Exact copies of all the records below should be returned.

### PROVIDED MATERIAL
=== Begin Enclosure ===

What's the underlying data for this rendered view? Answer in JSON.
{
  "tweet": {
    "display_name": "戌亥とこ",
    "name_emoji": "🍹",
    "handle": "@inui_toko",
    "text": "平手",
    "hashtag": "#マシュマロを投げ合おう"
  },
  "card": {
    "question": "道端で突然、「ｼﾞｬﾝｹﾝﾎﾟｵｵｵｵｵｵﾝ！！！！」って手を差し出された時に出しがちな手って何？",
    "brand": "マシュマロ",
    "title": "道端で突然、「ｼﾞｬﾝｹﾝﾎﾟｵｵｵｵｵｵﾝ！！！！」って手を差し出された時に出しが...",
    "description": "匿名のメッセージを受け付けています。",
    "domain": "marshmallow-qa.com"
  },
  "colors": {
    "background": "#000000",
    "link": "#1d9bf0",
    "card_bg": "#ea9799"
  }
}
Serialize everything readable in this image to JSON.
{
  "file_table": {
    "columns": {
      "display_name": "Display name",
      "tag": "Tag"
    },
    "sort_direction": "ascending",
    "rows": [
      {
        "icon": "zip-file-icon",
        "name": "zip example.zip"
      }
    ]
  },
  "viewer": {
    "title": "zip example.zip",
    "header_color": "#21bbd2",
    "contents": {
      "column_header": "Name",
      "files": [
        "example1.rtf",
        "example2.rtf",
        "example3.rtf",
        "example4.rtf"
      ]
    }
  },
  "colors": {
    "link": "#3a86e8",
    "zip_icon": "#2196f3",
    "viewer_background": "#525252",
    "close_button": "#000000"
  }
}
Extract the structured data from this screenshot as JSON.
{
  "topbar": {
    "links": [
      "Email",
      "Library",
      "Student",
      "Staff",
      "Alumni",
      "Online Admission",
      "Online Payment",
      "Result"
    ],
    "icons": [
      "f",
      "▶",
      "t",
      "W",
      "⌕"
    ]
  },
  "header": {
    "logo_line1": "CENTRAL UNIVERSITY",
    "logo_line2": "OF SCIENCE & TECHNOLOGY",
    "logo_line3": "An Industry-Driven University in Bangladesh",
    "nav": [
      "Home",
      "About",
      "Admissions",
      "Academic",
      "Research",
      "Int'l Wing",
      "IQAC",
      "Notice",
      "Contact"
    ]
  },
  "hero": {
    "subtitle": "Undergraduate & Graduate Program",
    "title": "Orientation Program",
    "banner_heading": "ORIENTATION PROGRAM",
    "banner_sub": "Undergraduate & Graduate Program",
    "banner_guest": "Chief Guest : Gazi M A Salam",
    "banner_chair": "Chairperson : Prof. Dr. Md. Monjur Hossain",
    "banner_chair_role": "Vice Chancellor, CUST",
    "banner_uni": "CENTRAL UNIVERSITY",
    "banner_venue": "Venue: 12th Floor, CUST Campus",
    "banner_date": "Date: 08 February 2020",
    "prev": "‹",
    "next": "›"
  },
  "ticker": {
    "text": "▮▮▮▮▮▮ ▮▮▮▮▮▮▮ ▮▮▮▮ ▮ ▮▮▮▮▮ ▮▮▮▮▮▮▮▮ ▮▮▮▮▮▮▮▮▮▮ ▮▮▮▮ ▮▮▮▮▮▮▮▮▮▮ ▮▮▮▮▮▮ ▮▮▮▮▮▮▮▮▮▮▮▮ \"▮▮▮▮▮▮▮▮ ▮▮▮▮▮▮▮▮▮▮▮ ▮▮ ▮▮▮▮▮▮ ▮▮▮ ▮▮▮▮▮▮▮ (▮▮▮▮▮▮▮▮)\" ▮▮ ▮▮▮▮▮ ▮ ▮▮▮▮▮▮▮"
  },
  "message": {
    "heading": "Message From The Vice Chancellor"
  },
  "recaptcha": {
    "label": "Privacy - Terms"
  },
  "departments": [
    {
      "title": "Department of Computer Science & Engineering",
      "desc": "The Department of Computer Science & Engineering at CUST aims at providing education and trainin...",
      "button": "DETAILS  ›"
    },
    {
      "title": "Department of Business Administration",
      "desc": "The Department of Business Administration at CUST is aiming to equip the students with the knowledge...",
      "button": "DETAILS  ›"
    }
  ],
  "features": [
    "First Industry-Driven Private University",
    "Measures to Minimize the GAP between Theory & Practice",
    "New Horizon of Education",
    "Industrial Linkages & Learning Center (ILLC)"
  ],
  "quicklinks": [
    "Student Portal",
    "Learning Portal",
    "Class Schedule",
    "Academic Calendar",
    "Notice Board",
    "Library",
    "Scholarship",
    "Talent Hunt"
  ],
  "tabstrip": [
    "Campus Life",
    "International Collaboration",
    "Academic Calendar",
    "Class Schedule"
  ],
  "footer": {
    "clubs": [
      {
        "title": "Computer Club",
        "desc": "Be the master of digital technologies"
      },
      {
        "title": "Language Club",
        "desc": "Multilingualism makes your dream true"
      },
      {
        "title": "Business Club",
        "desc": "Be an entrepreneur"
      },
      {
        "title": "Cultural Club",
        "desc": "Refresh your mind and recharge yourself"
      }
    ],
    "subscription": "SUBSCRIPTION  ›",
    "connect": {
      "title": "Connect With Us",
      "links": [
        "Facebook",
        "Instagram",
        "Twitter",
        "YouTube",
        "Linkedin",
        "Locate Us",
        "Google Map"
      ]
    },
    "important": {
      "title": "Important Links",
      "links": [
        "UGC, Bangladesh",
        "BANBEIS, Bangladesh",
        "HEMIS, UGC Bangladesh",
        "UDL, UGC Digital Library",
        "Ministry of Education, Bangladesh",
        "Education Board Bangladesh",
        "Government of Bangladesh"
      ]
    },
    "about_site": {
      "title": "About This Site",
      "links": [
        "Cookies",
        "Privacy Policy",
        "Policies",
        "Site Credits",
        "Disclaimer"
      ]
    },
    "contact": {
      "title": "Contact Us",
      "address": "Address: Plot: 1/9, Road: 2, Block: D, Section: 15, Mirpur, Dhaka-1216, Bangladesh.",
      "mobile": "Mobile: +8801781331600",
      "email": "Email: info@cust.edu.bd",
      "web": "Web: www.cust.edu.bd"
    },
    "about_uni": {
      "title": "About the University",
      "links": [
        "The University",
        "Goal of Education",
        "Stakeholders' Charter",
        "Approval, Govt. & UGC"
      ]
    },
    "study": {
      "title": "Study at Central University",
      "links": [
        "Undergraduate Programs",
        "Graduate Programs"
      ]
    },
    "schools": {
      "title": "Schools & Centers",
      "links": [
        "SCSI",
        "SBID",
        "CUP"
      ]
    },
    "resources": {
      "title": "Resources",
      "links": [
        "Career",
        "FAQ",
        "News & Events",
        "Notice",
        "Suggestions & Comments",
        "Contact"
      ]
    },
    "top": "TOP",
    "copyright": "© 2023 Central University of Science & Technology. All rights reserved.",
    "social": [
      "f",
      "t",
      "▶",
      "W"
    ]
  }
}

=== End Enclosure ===

### SOLUTION TO THE EXERCISE
What's the underlying data for this rendered view? Answer in JSON.
{
  "tweet": {
    "display_name": "戌亥とこ",
    "name_emoji": "🍹",
    "handle": "@inui_toko",
    "text": "平手",
    "hashtag": "#マシュマロを投げ合おう"
  },
  "card": {
    "question": "道端で突然、「ｼﾞｬﾝｹﾝﾎﾟｵｵｵｵｵｵﾝ！！！！」って手を差し出された時に出しがちな手って何？",
    "brand": "マシュマロ",
    "title": "道端で突然、「ｼﾞｬﾝｹﾝﾎﾟｵｵｵｵｵｵﾝ！！！！」って手を差し出された時に出しが...",
    "description": "匿名のメッセージを受け付けています。",
    "domain": "marshmallow-qa.com"
  },
  "colors": {
    "background": "#000000",
    "link": "#1d9bf0",
    "card_bg": "#ea9799"
  }
}
Serialize everything readable in this image to JSON.
{
  "file_table": {
    "columns": {
      "display_name": "Display name",
      "tag": "Tag"
    },
    "sort_direction": "ascending",
    "rows": [
      {
        "icon": "zip-file-icon",
        "name": "zip example.zip"
      }
    ]
  },
  "viewer": {
    "title": "zip example.zip",
    "header_color": "#21bbd2",
    "contents": {
      "column_header": "Name",
      "files": [
        "example1.rtf",
        "example2.rtf",
        "example3.rtf",
        "example4.rtf"
      ]
    }
  },
  "colors": {
    "link": "#3a86e8",
    "zip_icon": "#2196f3",
    "viewer_background": "#525252",
    "close_button": "#000000"
  }
}
Extract the structured data from this screenshot as JSON.
{
  "topbar": {
    "links": [
      "Email",
      "Library",
      "Student",
      "Staff",
      "Alumni",
      "Online Admission",
      "Online Payment",
      "Result"
    ],
    "icons": [
      "f",
      "▶",
      "t",
      "W",
      "⌕"
    ]
  },
  "header": {
    "logo_line1": "CENTRAL UNIVERSITY",
    "logo_line2": "OF SCIENCE & TECHNOLOGY",
    "logo_line3": "An Industry-Driven University in Bangladesh",
    "nav": [
      "Home",
      "About",
      "Admissions",
      "Academic",
      "Research",
      "Int'l Wing",
      "IQAC",
      "Notice",
      "Contact"
    ]
  },
  "hero": {
    "subtitle": "Undergraduate & Graduate Program",
    "title": "Orientation Program",
    "banner_heading": "ORIENTATION PROGRAM",
    "banner_sub": "Undergraduate & Graduate Program",
    "banner_guest": "Chief Guest : Gazi M A Salam",
    "banner_chair": "Chairperson : Prof. Dr. Md. Monjur Hossain",
    "banner_chair_role": "Vice Chancellor, CUST",
    "banner_uni": "CENTRAL UNIVERSITY",
    "banner_venue": "Venue: 12th Floor, CUST Campus",
    "banner_date": "Date: 08 February 2020",
    "prev": "‹",
    "next": "›"
  },
  "ticker": {
    "text": "▮▮▮▮▮▮ ▮▮▮▮▮▮▮ ▮▮▮▮ ▮ ▮▮▮▮▮ ▮▮▮▮▮▮▮▮ ▮▮▮▮▮▮▮▮▮▮ ▮▮▮▮ ▮▮▮▮▮▮▮▮▮▮ ▮▮▮▮▮▮ ▮▮▮▮▮▮▮▮▮▮▮▮ \"▮▮▮▮▮▮▮▮ ▮▮▮▮▮▮▮▮▮▮▮ ▮▮ ▮▮▮▮▮▮ ▮▮▮ ▮▮▮▮▮▮▮ (▮▮▮▮▮▮▮▮)\" ▮▮ ▮▮▮▮▮ ▮ ▮▮▮▮▮▮▮"
  },
  "message": {
    "heading": "Message From The Vice Chancellor"
  },
  "recaptcha": {
    "label": "Privacy - Terms"
  },
  "departments": [
    {
      "title": "Department of Computer Science & Engineering",
      "desc": "The Department of Computer Science & Engineering at CUST aims at providing education and trainin...",
      "button": "DETAILS  ›"
    },
    {
      "title": "Department of Business Administration",
      "desc": "The Department of Business Administration at CUST is aiming to equip the students with the knowledge...",
      "button": "DETAILS  ›"
    }
  ],
  "features": [
    "First Industry-Driven Private University",
    "Measures to Minimize the GAP between Theory & Practice",
    "New Horizon of Education",
    "Industrial Linkages & Learning Center (ILLC)"
  ],
  "quicklinks": [
    "Student Portal",
    "Learning Portal",
    "Class Schedule",
    "Academic Calendar",
    "Notice Board",
    "Library",
    "Scholarship",
    "Talent Hunt"
  ],
  "tabstrip": [
    "Campus Life",
    "International Collaboration",
    "Academic Calendar",
    "Class Schedule"
  ],
  "footer": {
    "clubs": [
      {
        "title": "Computer Club",
        "desc": "Be the master of digital technologies"
      },
      {
        "title": "Language Club",
        "desc": "Multilingualism makes your dream true"
      },
      {
        "title": "Business Club",
        "desc": "Be an entrepreneur"
      },
      {
        "title": "Cultural Club",
        "desc": "Refresh your mind and recharge yourself"
      }
    ],
    "subscription": "SUBSCRIPTION  ›",
    "connect": {
      "title": "Connect With Us",
      "links": [
        "Facebook",
        "Instagram",
        "Twitter",
        "YouTube",
        "Linkedin",
        "Locate Us",
        "Google Map"
      ]
    },
    "important": {
      "title": "Important Links",
      "links": [
        "UGC, Bangladesh",
        "BANBEIS, Bangladesh",
        "HEMIS, UGC Bangladesh",
        "UDL, UGC Digital Library",
        "Ministry of Education, Bangladesh",
        "Education Board Bangladesh",
        "Government of Bangladesh"
      ]
    },
    "about_site": {
      "title": "About This Site",
      "links": [
        "Cookies",
        "Privacy Policy",
        "Policies",
        "Site Credits",
        "Disclaimer"
      ]
    },
    "contact": {
      "title": "Contact Us",
      "address": "Address: Plot: 1/9, Road: 2, Block: D, Section: 15, Mirpur, Dhaka-1216, Bangladesh.",
      "mobile": "Mobile: +8801781331600",
      "email": "Email: info@cust.edu.bd",
      "web": "Web: www.cust.edu.bd"
    },
    "about_uni": {
      "title": "About the University",
      "links": [
        "The University",
        "Goal of Education",
        "Stakeholders' Charter",
        "Approval, Govt. & UGC"
      ]
    },
    "study": {
      "title": "Study at Central University",
      "links": [
        "Undergraduate Programs",
        "Graduate Programs"
      ]
    },
    "schools": {
      "title": "Schools & Centers",
      "links": [
        "SCSI",
        "SBID",
        "CUP"
      ]
    },
    "resources": {
      "title": "Resources",
      "links": [
        "Career",
        "FAQ",
        "News & Events",
        "Notice",
        "Suggestions & Comments",
        "Contact"
      ]
    },
    "top": "TOP",
    "copyright": "© 2023 Central University of Science & Technology. All rights reserved.",
    "social": [
      "f",
      "t",
      "▶",
      "W"
    ]
  }
}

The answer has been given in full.